I love the Church and I do not want to bring her strife. But, I am also aware that the relationship between LGBT people and most of the Church is tenuous at best. Although some in the Church have begun to open their hearts, minds, and doors to LGBT people most continue to label, bully, shun, shame, and exclude. By shutting the doors of fellowship to LGBT people we are the antithesis of Christ found in the gospel. Still, inclusion of LGBT people in the Body has divided fellowships, broken families, and tarnished, yet again, the Bride’s image. With regard to this issue the media does not “know us by our love” but instead seems to take pleasure in showing us at our worst. It certainly doesn’t hurt their rating when they do. Both sides have flung mud and behaved badly and neither side’s bad behavior speaks for God. We must find a better way.
Please, do not hear what I am not saying. As much as I personally believe I am correct and those of you who adhere to the view that homosexuality is a choice, same-sex attractions are the devil’s temptation, and acting on same-sex attractions is sin are incorrect, my pleas is not to simply take my word for it. Instead, I ask you to agree to be guided by the Spirit, to ask the Spirit to teach you what it looks like to love your neighbor, especially the LGBT neighbor in your midst. For I guarantee you, there are LGBT people in your midst—MY SON GREW UP IN YOUR MIDST. Please, decide to do the homework you need to do FULLY, in order to understand how our words and actions have impacted LGBT people. Do not simply reread the words the teachers of the law have taught you, but rather with the guidance of the Spirit, intentionally wrestle with the other point of view. Learn what scripture says AND DOES NOT SAY about same-sex relationships, and salvation, and our role as the body, from the other point of view. Look at Biblical culture and Church history and our culture from the other point of view. Find out the science with regard to human sexuality. And, seek to understand the personal stories of LGBT individuals.

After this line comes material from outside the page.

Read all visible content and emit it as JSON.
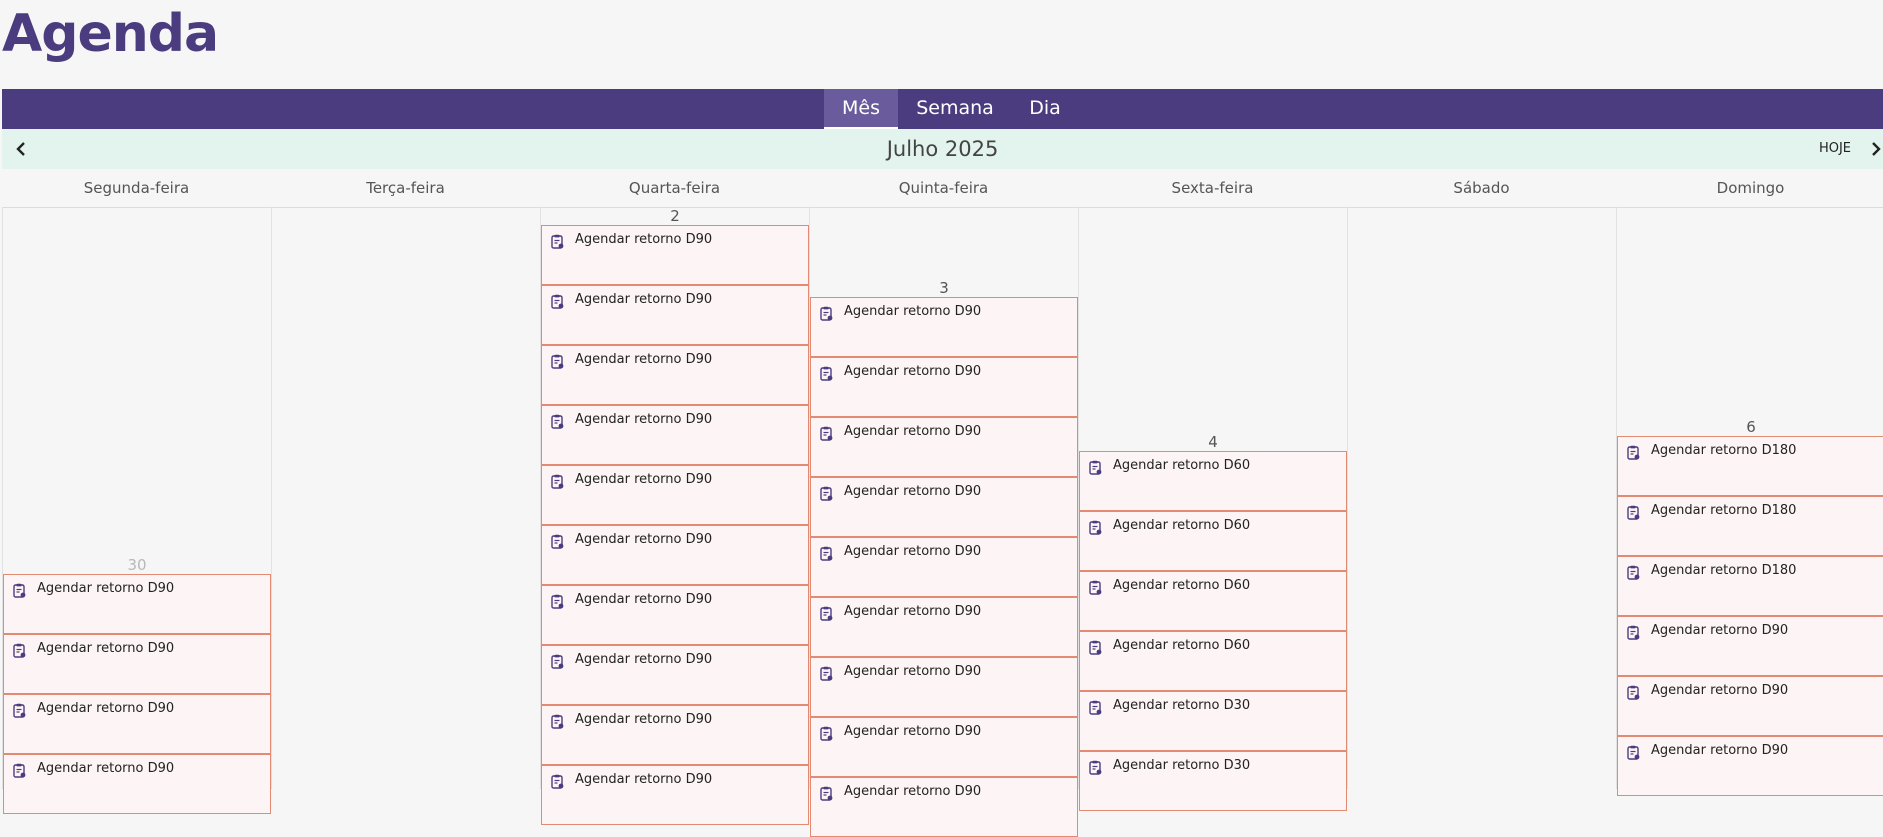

While some on the far right have increased their shouting about end times struggles I do not share their doomsday prophesies. I do, however, believe the Church is on the precipice of a significant shift. By more fully understand these issues and the people behind these issues we have the ability to cast out fear and discover the truth about what love looks like. On multiple occasions throughout scripture the Church is given a mandate to love others as well as an admonition to avoid judging them. The Jesus I found in the Bible befriended the marginalized, embraced the downtrodden, cautioned the self-righteous, and encouraged a fresh reading of scripture. As leaders, mentors, and role models refusing to wrestle with one of the major moral, spiritual issues of our day is a disturbing option. Please, prepare your hearts and minds to receive counsel from the Spirit on this issue. Spend time reexamining the example of Christ in the Gospels. Know that God is speaking to the Church concerning our LGBT brothers and sisters. And,He has not called us to a ministry of condemnation but rather to the gospel of reconciliation.
You are all in my prayers.